It has taken some time for me to realise this particular ambition, but at last my second novel – my first specifically written for younger readers – is now published. It’s available in eBook format direct from the publisher at present, but as soon as it becomes available elsewhere I’ll let you all know. The timing is pretty good, as you can buy it to top up someone’s electronic stocking this Christmas.

A few years ago I was having a lively discussion with a bunch of on-line friends who were all devoted fans of a certain Scottish author and her growing series of books about a boy-wizard. I have to confess that I was being less than charitable, and the argument was getting circular (They’re not well-written – That’s because they’re for kids – But you’re reading them and you’re adults – That’s because they’re great! – But they’re not well-written…). Eventually they told me that as I styled myself an author, I should either write a fantasy set in a school and make it at least as good as one of my compatriot’s novels, or I should shut up. Well you know me, I don’t shut up that easily, so I buckled down and wrote the book. It was tried out on the thirteen-year-old daughter of a friend; the deal was that the daughter would do her homework and tidy her room, and the mum would read one chapter aloud to her every evening. Well, never has homework been so assiduously completed and never has a room been tidier. I realised I had a hit on my hands. The next task would be to convince a publisher.

The manuscript did the rounds. Head of Zeus showed interest in it but eventually declined it, at which point it was snapped up by P’kaboo, who had already published my first novel Lupa. Although P’kaboo is a comparatively small publisher, the feeling one gets from having a novel published commercially – twice! – is very pleasant. I’m not knocking successful self-publishing – that’s now an established thing with its own degree of satisfaction – but to be taken on by a publisher because they have faith in your writing does feel very special indeed. As regular readers here will know, the cover illustration was provided by Millie Ho. I’m hoping that this will mark the first of several collaborations with Millie, who is very gifted at putting ideas into images.

So what next for The Everywhen Angels? Well, of course we – P’kaboo and I – are hoping for sales. And of course I’m looking forward to reviews and to readers’ comments, from which I will quote here.

THUMBNAIL_IMAGESome more publication news came my way today. The Milk of Female Kindness is subtitled ‘An Anthology of Honest Motherhood’. Edited and published by Kasia James, it is a collection of prose and poetry on the subject of motherhood. The title is a quotation from Woolf’s Orlando. I’m pleased to say that I provided three poems for the anthology and also contributed a little ‘editorial consultancy’ work towards it. I have therefore had the opportunity to read through it already, and I have to say it is an exceptional collection. Some of the writers are known to me, most are not, and all have views on motherhood which do not necessarily reflect the image at first conjured up by the word. It is available on Createspace and I recommend it highly.

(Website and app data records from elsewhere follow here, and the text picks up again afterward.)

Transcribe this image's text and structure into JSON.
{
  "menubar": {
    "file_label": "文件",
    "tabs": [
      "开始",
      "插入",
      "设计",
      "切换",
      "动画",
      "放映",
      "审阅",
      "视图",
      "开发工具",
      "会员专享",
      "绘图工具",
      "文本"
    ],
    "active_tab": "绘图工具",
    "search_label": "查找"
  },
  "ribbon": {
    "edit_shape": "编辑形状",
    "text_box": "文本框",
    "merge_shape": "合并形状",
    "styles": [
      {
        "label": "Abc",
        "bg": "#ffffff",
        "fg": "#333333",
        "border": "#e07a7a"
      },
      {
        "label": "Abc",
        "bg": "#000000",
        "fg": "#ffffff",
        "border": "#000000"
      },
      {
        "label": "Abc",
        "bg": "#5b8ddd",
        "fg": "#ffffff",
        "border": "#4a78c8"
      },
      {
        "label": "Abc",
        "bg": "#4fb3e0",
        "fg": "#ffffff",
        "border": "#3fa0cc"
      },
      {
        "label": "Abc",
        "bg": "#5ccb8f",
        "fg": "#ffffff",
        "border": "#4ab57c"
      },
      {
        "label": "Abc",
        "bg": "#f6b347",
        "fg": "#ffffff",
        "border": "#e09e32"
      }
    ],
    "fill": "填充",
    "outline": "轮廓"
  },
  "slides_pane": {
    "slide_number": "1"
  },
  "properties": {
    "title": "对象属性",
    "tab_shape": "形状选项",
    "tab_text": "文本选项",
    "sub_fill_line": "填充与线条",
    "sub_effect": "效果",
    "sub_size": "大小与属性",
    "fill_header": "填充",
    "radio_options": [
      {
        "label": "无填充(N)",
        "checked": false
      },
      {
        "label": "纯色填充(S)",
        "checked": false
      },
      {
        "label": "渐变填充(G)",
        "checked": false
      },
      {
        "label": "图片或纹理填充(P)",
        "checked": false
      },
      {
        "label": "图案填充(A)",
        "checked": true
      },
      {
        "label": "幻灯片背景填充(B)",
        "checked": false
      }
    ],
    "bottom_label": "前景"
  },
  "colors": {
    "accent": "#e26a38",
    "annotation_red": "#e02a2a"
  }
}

i-am-not-a-fish-cover-extractAlso today I was paying a visit to the excellent blog of San Snoek-Brown, and I found his list of recommended books for the coming holiday season. Sam has amassed a big haul of books by writers he knows, one way or another, and whose work he seems only too happy to draw to readers’ attention. My poetry collection from earlier this year, I am not a fish, is included in his list. Thank you, Sam!

It is no heavy obligation for me to reciprocate. As regular readers here will know, I’ve been raving about Sam’s fiction ever since I first came across it. So please accept my recommendation of his chapbook of short fiction Boxcutters, available from Sunnyoutside.

BoxCutters